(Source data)
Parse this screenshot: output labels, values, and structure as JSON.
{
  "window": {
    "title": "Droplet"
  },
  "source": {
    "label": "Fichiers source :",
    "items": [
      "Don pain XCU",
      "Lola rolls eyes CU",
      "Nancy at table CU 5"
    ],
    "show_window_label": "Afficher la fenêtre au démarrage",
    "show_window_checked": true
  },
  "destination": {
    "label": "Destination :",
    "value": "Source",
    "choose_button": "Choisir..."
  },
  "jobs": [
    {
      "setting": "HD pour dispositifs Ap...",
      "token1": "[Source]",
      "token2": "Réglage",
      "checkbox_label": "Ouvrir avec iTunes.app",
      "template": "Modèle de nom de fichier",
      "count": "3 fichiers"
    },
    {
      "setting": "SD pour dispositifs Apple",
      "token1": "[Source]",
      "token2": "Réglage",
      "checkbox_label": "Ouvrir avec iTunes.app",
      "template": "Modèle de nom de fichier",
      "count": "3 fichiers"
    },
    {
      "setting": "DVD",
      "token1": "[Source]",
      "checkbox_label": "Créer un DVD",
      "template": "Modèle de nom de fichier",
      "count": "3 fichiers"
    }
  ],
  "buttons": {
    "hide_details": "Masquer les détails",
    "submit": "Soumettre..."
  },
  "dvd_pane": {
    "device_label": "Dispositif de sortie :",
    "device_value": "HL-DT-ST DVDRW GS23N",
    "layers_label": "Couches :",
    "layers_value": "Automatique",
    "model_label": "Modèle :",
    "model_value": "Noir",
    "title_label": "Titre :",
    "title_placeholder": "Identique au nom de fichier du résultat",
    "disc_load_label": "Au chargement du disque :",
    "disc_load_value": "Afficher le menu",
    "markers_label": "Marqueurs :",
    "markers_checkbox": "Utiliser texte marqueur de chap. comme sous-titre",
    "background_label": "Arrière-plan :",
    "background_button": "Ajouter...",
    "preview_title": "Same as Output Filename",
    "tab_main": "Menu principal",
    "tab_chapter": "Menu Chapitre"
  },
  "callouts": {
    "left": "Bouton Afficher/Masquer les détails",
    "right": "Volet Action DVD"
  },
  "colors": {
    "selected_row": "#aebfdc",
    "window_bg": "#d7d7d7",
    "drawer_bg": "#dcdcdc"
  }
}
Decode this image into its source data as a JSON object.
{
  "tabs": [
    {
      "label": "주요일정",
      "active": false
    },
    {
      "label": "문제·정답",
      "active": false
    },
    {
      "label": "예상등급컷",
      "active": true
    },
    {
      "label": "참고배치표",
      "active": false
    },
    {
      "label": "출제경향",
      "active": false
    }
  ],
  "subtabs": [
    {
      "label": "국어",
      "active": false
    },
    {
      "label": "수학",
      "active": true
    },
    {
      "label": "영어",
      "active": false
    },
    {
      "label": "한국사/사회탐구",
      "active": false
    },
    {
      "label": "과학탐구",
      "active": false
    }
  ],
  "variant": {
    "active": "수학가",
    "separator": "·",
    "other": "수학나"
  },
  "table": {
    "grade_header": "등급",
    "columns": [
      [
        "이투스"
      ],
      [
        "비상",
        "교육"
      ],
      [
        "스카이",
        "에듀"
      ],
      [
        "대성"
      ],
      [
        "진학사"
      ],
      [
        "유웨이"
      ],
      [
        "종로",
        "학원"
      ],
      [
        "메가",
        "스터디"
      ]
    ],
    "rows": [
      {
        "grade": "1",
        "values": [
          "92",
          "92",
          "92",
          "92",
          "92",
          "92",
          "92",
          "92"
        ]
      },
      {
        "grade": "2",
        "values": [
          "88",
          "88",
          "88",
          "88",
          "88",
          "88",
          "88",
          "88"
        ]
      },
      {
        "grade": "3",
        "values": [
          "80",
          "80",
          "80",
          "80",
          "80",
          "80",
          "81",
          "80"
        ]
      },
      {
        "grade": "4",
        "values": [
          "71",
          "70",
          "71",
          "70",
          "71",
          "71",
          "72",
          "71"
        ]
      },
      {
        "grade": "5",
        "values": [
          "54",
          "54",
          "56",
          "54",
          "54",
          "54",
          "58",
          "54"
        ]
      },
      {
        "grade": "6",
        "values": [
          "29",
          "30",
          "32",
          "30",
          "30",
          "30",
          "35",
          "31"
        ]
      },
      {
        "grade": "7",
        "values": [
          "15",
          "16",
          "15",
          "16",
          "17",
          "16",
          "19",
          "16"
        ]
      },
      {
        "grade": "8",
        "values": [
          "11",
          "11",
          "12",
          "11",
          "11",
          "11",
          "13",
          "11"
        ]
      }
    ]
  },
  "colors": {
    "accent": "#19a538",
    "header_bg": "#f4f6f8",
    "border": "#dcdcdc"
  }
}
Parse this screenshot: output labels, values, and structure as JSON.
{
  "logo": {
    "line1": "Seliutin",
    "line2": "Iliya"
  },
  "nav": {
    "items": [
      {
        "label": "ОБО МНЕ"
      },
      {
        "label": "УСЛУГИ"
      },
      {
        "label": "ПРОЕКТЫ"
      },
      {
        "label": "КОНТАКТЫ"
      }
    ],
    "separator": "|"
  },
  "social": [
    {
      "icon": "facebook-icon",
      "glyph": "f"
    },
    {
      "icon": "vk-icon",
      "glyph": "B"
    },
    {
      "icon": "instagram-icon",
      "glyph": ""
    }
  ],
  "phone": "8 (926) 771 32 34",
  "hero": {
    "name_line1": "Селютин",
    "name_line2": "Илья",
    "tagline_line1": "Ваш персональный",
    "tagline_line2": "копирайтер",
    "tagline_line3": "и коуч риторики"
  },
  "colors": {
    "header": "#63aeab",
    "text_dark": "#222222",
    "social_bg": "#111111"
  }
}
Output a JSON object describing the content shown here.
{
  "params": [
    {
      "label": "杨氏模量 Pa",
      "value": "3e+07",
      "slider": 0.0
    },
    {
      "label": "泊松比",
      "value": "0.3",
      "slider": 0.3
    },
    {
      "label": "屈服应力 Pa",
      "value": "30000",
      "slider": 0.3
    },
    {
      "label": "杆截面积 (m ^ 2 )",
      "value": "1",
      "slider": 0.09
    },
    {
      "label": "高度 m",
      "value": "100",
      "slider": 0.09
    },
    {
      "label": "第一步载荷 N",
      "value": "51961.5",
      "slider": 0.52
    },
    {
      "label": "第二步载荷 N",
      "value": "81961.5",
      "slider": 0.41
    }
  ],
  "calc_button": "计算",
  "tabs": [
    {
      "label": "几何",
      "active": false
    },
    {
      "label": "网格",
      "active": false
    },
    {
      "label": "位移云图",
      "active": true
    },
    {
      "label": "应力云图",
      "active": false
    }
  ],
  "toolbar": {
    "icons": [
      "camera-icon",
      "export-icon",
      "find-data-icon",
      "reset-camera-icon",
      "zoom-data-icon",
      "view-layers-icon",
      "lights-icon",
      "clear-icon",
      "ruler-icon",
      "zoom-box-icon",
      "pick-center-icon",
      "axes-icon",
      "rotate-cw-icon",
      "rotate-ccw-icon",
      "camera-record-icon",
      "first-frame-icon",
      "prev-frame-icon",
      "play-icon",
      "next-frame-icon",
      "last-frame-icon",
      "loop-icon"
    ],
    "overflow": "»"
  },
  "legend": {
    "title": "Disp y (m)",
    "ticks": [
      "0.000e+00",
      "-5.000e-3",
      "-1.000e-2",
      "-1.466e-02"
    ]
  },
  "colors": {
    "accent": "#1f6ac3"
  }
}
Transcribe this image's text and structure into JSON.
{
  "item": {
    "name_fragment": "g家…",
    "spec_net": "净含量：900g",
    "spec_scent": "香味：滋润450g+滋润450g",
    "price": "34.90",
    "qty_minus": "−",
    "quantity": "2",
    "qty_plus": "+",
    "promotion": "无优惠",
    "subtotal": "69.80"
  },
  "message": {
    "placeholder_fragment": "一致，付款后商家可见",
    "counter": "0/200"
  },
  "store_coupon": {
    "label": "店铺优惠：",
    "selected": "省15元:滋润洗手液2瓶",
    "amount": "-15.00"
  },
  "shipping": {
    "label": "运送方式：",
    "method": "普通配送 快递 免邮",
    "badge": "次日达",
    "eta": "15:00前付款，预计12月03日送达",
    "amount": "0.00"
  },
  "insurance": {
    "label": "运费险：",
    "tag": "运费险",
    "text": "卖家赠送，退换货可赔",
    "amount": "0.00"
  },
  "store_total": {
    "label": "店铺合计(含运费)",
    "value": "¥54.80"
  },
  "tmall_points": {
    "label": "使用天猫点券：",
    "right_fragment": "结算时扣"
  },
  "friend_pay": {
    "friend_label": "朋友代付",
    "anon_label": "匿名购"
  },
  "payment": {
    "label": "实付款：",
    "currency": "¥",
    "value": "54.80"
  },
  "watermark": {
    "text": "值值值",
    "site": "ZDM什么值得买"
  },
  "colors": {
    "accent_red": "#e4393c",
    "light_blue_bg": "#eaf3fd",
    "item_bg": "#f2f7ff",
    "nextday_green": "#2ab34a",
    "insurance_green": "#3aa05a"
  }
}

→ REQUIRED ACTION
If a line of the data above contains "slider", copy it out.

→ WRITTEN ANSWER
      "slider": 0.0
      "slider": 0.3
      "slider": 0.3
      "slider": 0.09
      "slider": 0.09
      "slider": 0.52
      "slider": 0.41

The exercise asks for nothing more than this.